- ACTIVITY -
Copy the entries below verbatim, omitting any pictures they contain.

- PROVIDED ENTRIES -

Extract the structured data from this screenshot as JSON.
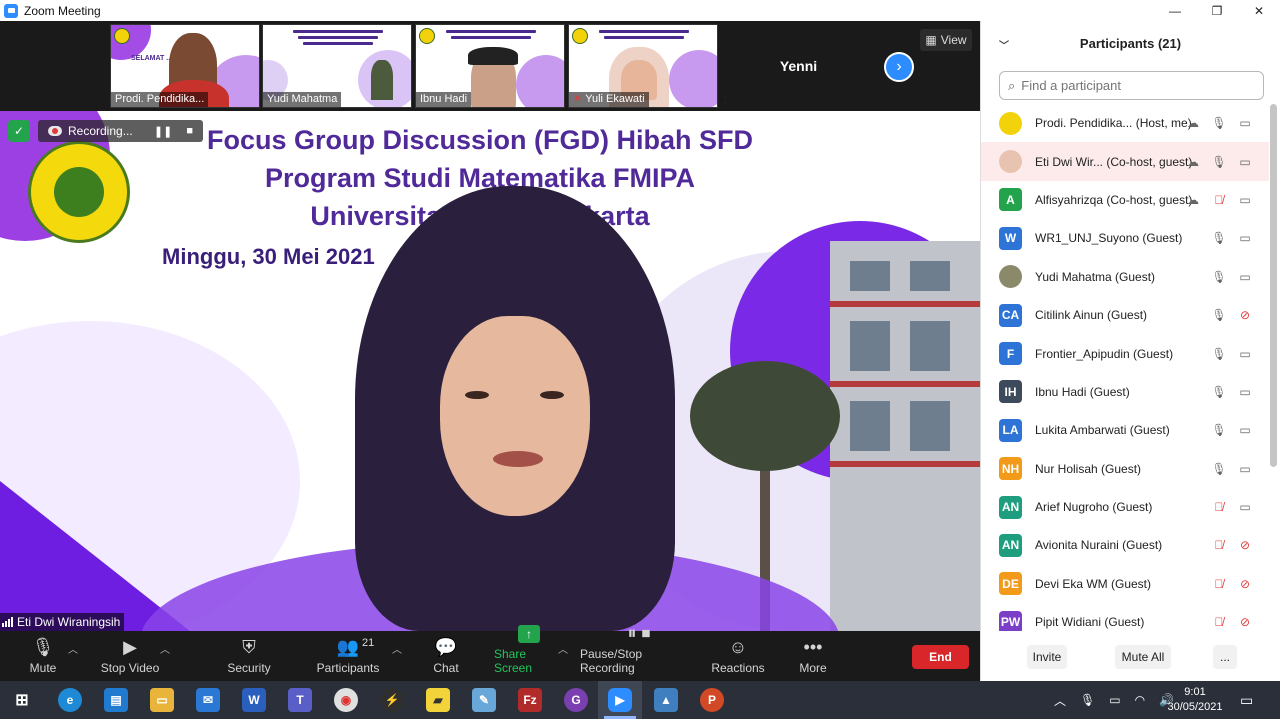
{
  "window": {
    "title": "Zoom Meeting",
    "minimize": "—",
    "maximize": "❐",
    "close": "✕"
  },
  "strip": {
    "thumbs": [
      {
        "name": "Prodi. Pendidika...",
        "muted": false
      },
      {
        "name": "Yudi Mahatma",
        "muted": false
      },
      {
        "name": "Ibnu Hadi",
        "muted": false
      },
      {
        "name": "Yuli Ekawati",
        "muted": true
      }
    ],
    "thumb0_caption": "SELAMAT ... PESERTA",
    "audio_only": "Yenni",
    "view_label": "View"
  },
  "main": {
    "recording_label": "Recording...",
    "slide_title_lines": [
      "Focus Group Discussion (FGD) Hibah SFD",
      "Program Studi Matematika FMIPA",
      "Universitas Negeri Jakarta"
    ],
    "slide_date": "Minggu, 30 Mei 2021",
    "speaker_name": "Eti Dwi Wiraningsih"
  },
  "toolbar": {
    "mute": "Mute",
    "stop_video": "Stop Video",
    "security": "Security",
    "participants": "Participants",
    "participants_count": "21",
    "chat": "Chat",
    "share_screen": "Share Screen",
    "pause_recording": "Pause/Stop Recording",
    "reactions": "Reactions",
    "more": "More",
    "end": "End"
  },
  "panel": {
    "title": "Participants (21)",
    "search_placeholder": "Find a participant",
    "participants": [
      {
        "name": "Prodi. Pendidika... (Host, me)",
        "initials": "",
        "color": "#f2d20a",
        "avatar": "logo",
        "cloud": true,
        "mic": "on",
        "video": "on",
        "highlight": false
      },
      {
        "name": "Eti Dwi Wir... (Co-host, guest)",
        "initials": "",
        "color": "#e8c3b0",
        "avatar": "photo",
        "cloud": true,
        "mic": "on",
        "video": "on",
        "highlight": true
      },
      {
        "name": "Alfisyahrizqa (Co-host, guest)",
        "initials": "A",
        "color": "#23a44c",
        "avatar": "initials",
        "cloud": true,
        "mic": "off",
        "video": "on",
        "highlight": false
      },
      {
        "name": "WR1_UNJ_Suyono (Guest)",
        "initials": "W",
        "color": "#2d74d6",
        "avatar": "initials",
        "cloud": false,
        "mic": "on",
        "video": "on",
        "highlight": false
      },
      {
        "name": "Yudi Mahatma (Guest)",
        "initials": "",
        "color": "#8a8a6a",
        "avatar": "photo",
        "cloud": false,
        "mic": "on",
        "video": "on",
        "highlight": false
      },
      {
        "name": "Citilink Ainun (Guest)",
        "initials": "CA",
        "color": "#2d74d6",
        "avatar": "initials",
        "cloud": false,
        "mic": "on",
        "video": "off",
        "highlight": false
      },
      {
        "name": "Frontier_Apipudin (Guest)",
        "initials": "F",
        "color": "#2d74d6",
        "avatar": "initials",
        "cloud": false,
        "mic": "on",
        "video": "on",
        "highlight": false
      },
      {
        "name": "Ibnu Hadi (Guest)",
        "initials": "IH",
        "color": "#3d4a5c",
        "avatar": "initials",
        "cloud": false,
        "mic": "on",
        "video": "on",
        "highlight": false
      },
      {
        "name": "Lukita Ambarwati (Guest)",
        "initials": "LA",
        "color": "#2d74d6",
        "avatar": "initials",
        "cloud": false,
        "mic": "on",
        "video": "on",
        "highlight": false
      },
      {
        "name": "Nur Holisah (Guest)",
        "initials": "NH",
        "color": "#f29a1a",
        "avatar": "initials",
        "cloud": false,
        "mic": "on",
        "video": "on",
        "highlight": false
      },
      {
        "name": "Arief Nugroho (Guest)",
        "initials": "AN",
        "color": "#1e9e7e",
        "avatar": "initials",
        "cloud": false,
        "mic": "off",
        "video": "on",
        "highlight": false
      },
      {
        "name": "Avionita Nuraini (Guest)",
        "initials": "AN",
        "color": "#1e9e7e",
        "avatar": "initials",
        "cloud": false,
        "mic": "off",
        "video": "off",
        "highlight": false
      },
      {
        "name": "Devi Eka WM (Guest)",
        "initials": "DE",
        "color": "#f29a1a",
        "avatar": "initials",
        "cloud": false,
        "mic": "off",
        "video": "off",
        "highlight": false
      },
      {
        "name": "Pipit Widiani  (Guest)",
        "initials": "PW",
        "color": "#7b3fc7",
        "avatar": "initials",
        "cloud": false,
        "mic": "off",
        "video": "off",
        "highlight": false
      }
    ],
    "invite": "Invite",
    "mute_all": "Mute All",
    "more": "..."
  },
  "taskbar": {
    "time": "9:01",
    "date": "30/05/2021"
  }
}
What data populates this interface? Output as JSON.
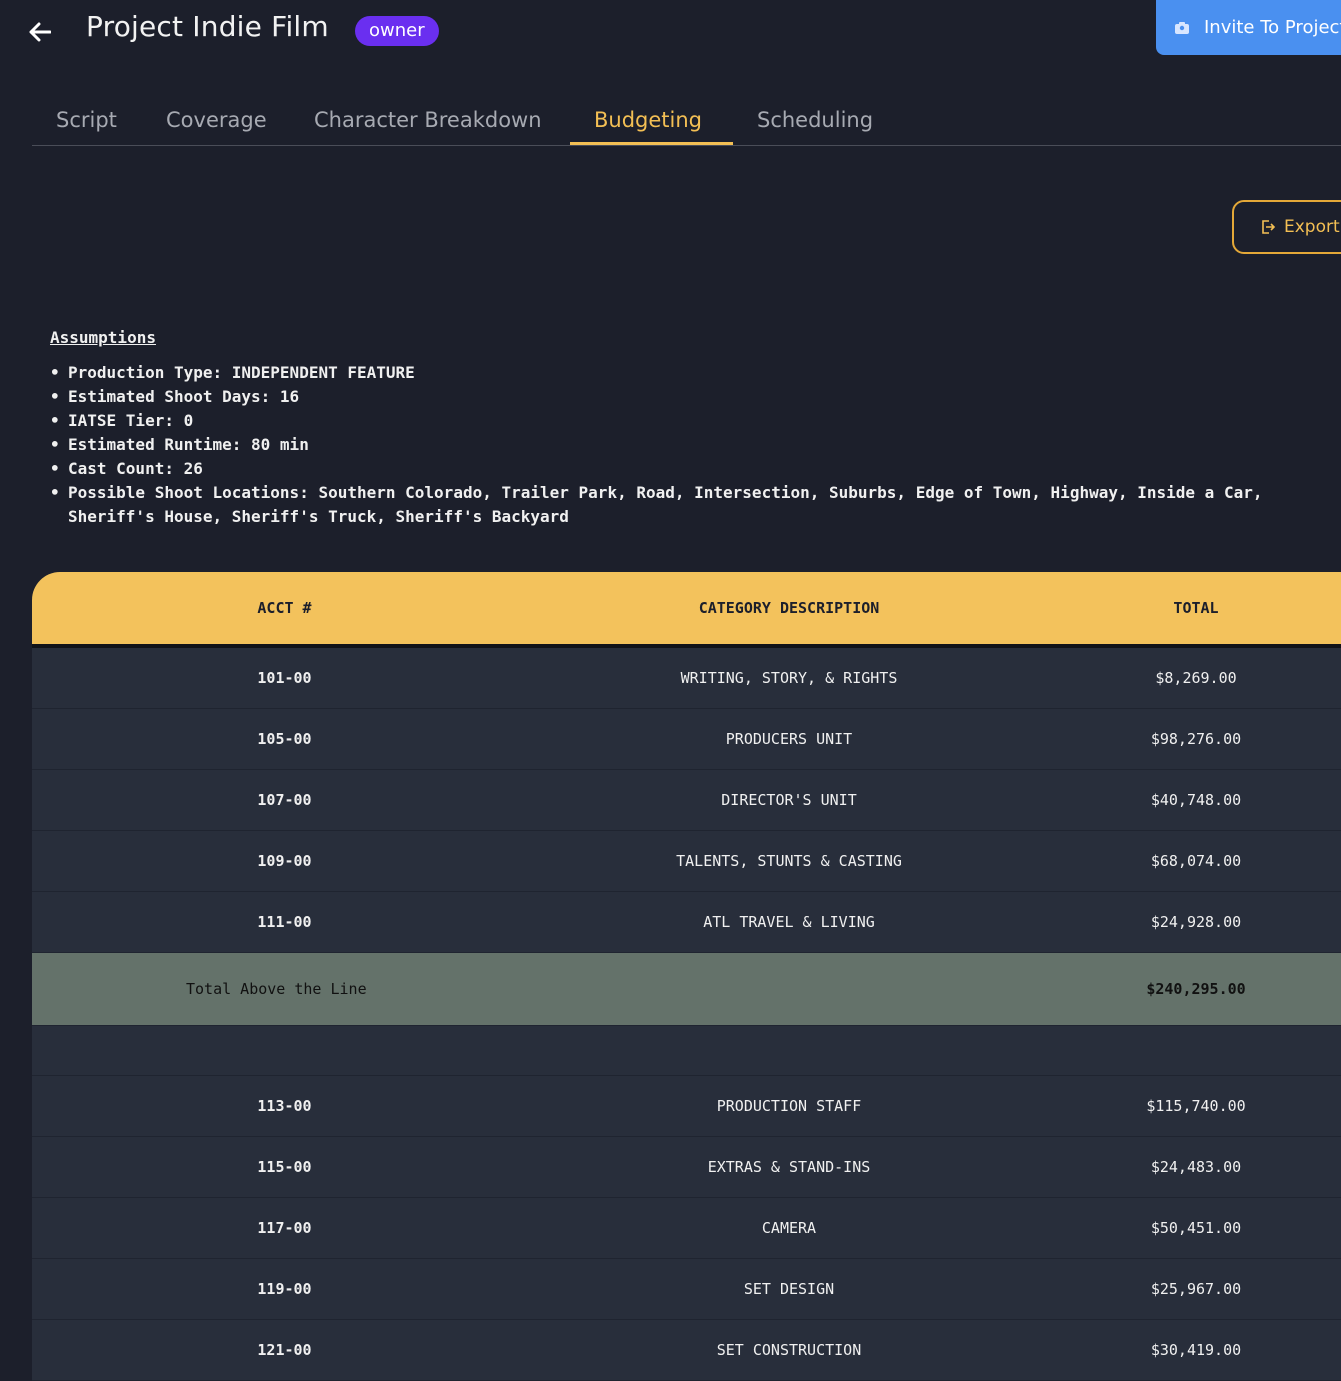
{
  "header": {
    "title": "Project Indie Film",
    "role_badge": "owner",
    "invite_label": "Invite To Project"
  },
  "tabs": [
    {
      "label": "Script"
    },
    {
      "label": "Coverage"
    },
    {
      "label": "Character Breakdown"
    },
    {
      "label": "Budgeting",
      "active": true
    },
    {
      "label": "Scheduling"
    }
  ],
  "export_label": "Export",
  "assumptions": {
    "heading": "Assumptions",
    "items": [
      "Production Type: INDEPENDENT FEATURE",
      "Estimated Shoot Days: 16",
      "IATSE Tier: 0",
      "Estimated Runtime: 80 min",
      "Cast Count: 26",
      "Possible Shoot Locations: Southern Colorado, Trailer Park, Road, Intersection, Suburbs, Edge of Town, Highway, Inside a Car, Sheriff's House, Sheriff's Truck, Sheriff's Backyard"
    ]
  },
  "table": {
    "columns": [
      "ACCT #",
      "CATEGORY DESCRIPTION",
      "TOTAL"
    ],
    "above_the_line": [
      {
        "acct": "101-00",
        "desc": "WRITING, STORY, & RIGHTS",
        "total": "$8,269.00"
      },
      {
        "acct": "105-00",
        "desc": "PRODUCERS UNIT",
        "total": "$98,276.00"
      },
      {
        "acct": "107-00",
        "desc": "DIRECTOR'S UNIT",
        "total": "$40,748.00"
      },
      {
        "acct": "109-00",
        "desc": "TALENTS, STUNTS & CASTING",
        "total": "$68,074.00"
      },
      {
        "acct": "111-00",
        "desc": "ATL TRAVEL & LIVING",
        "total": "$24,928.00"
      }
    ],
    "total_above_label": "Total Above the Line",
    "total_above_value": "$240,295.00",
    "below_the_line": [
      {
        "acct": "113-00",
        "desc": "PRODUCTION STAFF",
        "total": "$115,740.00"
      },
      {
        "acct": "115-00",
        "desc": "EXTRAS & STAND-INS",
        "total": "$24,483.00"
      },
      {
        "acct": "117-00",
        "desc": "CAMERA",
        "total": "$50,451.00"
      },
      {
        "acct": "119-00",
        "desc": "SET DESIGN",
        "total": "$25,967.00"
      },
      {
        "acct": "121-00",
        "desc": "SET CONSTRUCTION",
        "total": "$30,419.00"
      }
    ]
  },
  "colors": {
    "background": "#1c1f2b",
    "accent": "#f3bf54",
    "badge": "#6a2ff0",
    "invite": "#4a90f0",
    "row": "#282e3b",
    "total_row": "#64726a"
  }
}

- RESULT OF THIS EXERCISE -
Extract the structured data from this screenshot as JSON.
{
  "window": {
    "title": "Zoom Meeting",
    "minimize": "—",
    "maximize": "❐",
    "close": "✕"
  },
  "strip": {
    "thumbs": [
      {
        "name": "Prodi. Pendidika...",
        "muted": false
      },
      {
        "name": "Yudi Mahatma",
        "muted": false
      },
      {
        "name": "Ibnu Hadi",
        "muted": false
      },
      {
        "name": "Yuli Ekawati",
        "muted": true
      }
    ],
    "thumb0_caption": "SELAMAT ... PESERTA",
    "audio_only": "Yenni",
    "view_label": "View"
  },
  "main": {
    "recording_label": "Recording...",
    "slide_title_lines": [
      "Focus Group Discussion (FGD) Hibah SFD",
      "Program Studi Matematika FMIPA",
      "Universitas Negeri Jakarta"
    ],
    "slide_date": "Minggu, 30 Mei 2021",
    "speaker_name": "Eti Dwi Wiraningsih"
  },
  "toolbar": {
    "mute": "Mute",
    "stop_video": "Stop Video",
    "security": "Security",
    "participants": "Participants",
    "participants_count": "21",
    "chat": "Chat",
    "share_screen": "Share Screen",
    "pause_recording": "Pause/Stop Recording",
    "reactions": "Reactions",
    "more": "More",
    "end": "End"
  },
  "panel": {
    "title": "Participants (21)",
    "search_placeholder": "Find a participant",
    "participants": [
      {
        "name": "Prodi. Pendidika... (Host, me)",
        "initials": "",
        "color": "#f2d20a",
        "avatar": "logo",
        "cloud": true,
        "mic": "on",
        "video": "on",
        "highlight": false
      },
      {
        "name": "Eti Dwi Wir... (Co-host, guest)",
        "initials": "",
        "color": "#e8c3b0",
        "avatar": "photo",
        "cloud": true,
        "mic": "on",
        "video": "on",
        "highlight": true
      },
      {
        "name": "Alfisyahrizqa (Co-host, guest)",
        "initials": "A",
        "color": "#23a44c",
        "avatar": "initials",
        "cloud": true,
        "mic": "off",
        "video": "on",
        "highlight": false
      },
      {
        "name": "WR1_UNJ_Suyono (Guest)",
        "initials": "W",
        "color": "#2d74d6",
        "avatar": "initials",
        "cloud": false,
        "mic": "on",
        "video": "on",
        "highlight": false
      },
      {
        "name": "Yudi Mahatma (Guest)",
        "initials": "",
        "color": "#8a8a6a",
        "avatar": "photo",
        "cloud": false,
        "mic": "on",
        "video": "on",
        "highlight": false
      },
      {
        "name": "Citilink Ainun (Guest)",
        "initials": "CA",
        "color": "#2d74d6",
        "avatar": "initials",
        "cloud": false,
        "mic": "on",
        "video": "off",
        "highlight": false
      },
      {
        "name": "Frontier_Apipudin (Guest)",
        "initials": "F",
        "color": "#2d74d6",
        "avatar": "initials",
        "cloud": false,
        "mic": "on",
        "video": "on",
        "highlight": false
      },
      {
        "name": "Ibnu Hadi (Guest)",
        "initials": "IH",
        "color": "#3d4a5c",
        "avatar": "initials",
        "cloud": false,
        "mic": "on",
        "video": "on",
        "highlight": false
      },
      {
        "name": "Lukita Ambarwati (Guest)",
        "initials": "LA",
        "color": "#2d74d6",
        "avatar": "initials",
        "cloud": false,
        "mic": "on",
        "video": "on",
        "highlight": false
      },
      {
        "name": "Nur Holisah (Guest)",
        "initials": "NH",
        "color": "#f29a1a",
        "avatar": "initials",
        "cloud": false,
        "mic": "on",
        "video": "on",
        "highlight": false
      },
      {
        "name": "Arief Nugroho (Guest)",
        "initials": "AN",
        "color": "#1e9e7e",
        "avatar": "initials",
        "cloud": false,
        "mic": "off",
        "video": "on",
        "highlight": false
      },
      {
        "name": "Avionita Nuraini (Guest)",
        "initials": "AN",
        "color": "#1e9e7e",
        "avatar": "initials",
        "cloud": false,
        "mic": "off",
        "video": "off",
        "highlight": false
      },
      {
        "name": "Devi Eka WM (Guest)",
        "initials": "DE",
        "color": "#f29a1a",
        "avatar": "initials",
        "cloud": false,
        "mic": "off",
        "video": "off",
        "highlight": false
      },
      {
        "name": "Pipit Widiani  (Guest)",
        "initials": "PW",
        "color": "#7b3fc7",
        "avatar": "initials",
        "cloud": false,
        "mic": "off",
        "video": "off",
        "highlight": false
      }
    ],
    "invite": "Invite",
    "mute_all": "Mute All",
    "more": "..."
  },
  "taskbar": {
    "time": "9:01",
    "date": "30/05/2021"
  }
}
What data populates this interface? Output as JSON.
{
  "header": {
    "title": "Project Indie Film",
    "role_badge": "owner",
    "invite_label": "Invite To Project"
  },
  "tabs": [
    {
      "label": "Script"
    },
    {
      "label": "Coverage"
    },
    {
      "label": "Character Breakdown"
    },
    {
      "label": "Budgeting",
      "active": true
    },
    {
      "label": "Scheduling"
    }
  ],
  "export_label": "Export",
  "assumptions": {
    "heading": "Assumptions",
    "items": [
      "Production Type: INDEPENDENT FEATURE",
      "Estimated Shoot Days: 16",
      "IATSE Tier: 0",
      "Estimated Runtime: 80 min",
      "Cast Count: 26",
      "Possible Shoot Locations: Southern Colorado, Trailer Park, Road, Intersection, Suburbs, Edge of Town, Highway, Inside a Car, Sheriff's House, Sheriff's Truck, Sheriff's Backyard"
    ]
  },
  "table": {
    "columns": [
      "ACCT #",
      "CATEGORY DESCRIPTION",
      "TOTAL"
    ],
    "above_the_line": [
      {
        "acct": "101-00",
        "desc": "WRITING, STORY, & RIGHTS",
        "total": "$8,269.00"
      },
      {
        "acct": "105-00",
        "desc": "PRODUCERS UNIT",
        "total": "$98,276.00"
      },
      {
        "acct": "107-00",
        "desc": "DIRECTOR'S UNIT",
        "total": "$40,748.00"
      },
      {
        "acct": "109-00",
        "desc": "TALENTS, STUNTS & CASTING",
        "total": "$68,074.00"
      },
      {
        "acct": "111-00",
        "desc": "ATL TRAVEL & LIVING",
        "total": "$24,928.00"
      }
    ],
    "total_above_label": "Total Above the Line",
    "total_above_value": "$240,295.00",
    "below_the_line": [
      {
        "acct": "113-00",
        "desc": "PRODUCTION STAFF",
        "total": "$115,740.00"
      },
      {
        "acct": "115-00",
        "desc": "EXTRAS & STAND-INS",
        "total": "$24,483.00"
      },
      {
        "acct": "117-00",
        "desc": "CAMERA",
        "total": "$50,451.00"
      },
      {
        "acct": "119-00",
        "desc": "SET DESIGN",
        "total": "$25,967.00"
      },
      {
        "acct": "121-00",
        "desc": "SET CONSTRUCTION",
        "total": "$30,419.00"
      }
    ]
  },
  "colors": {
    "background": "#1c1f2b",
    "accent": "#f3bf54",
    "badge": "#6a2ff0",
    "invite": "#4a90f0",
    "row": "#282e3b",
    "total_row": "#64726a"
  }
}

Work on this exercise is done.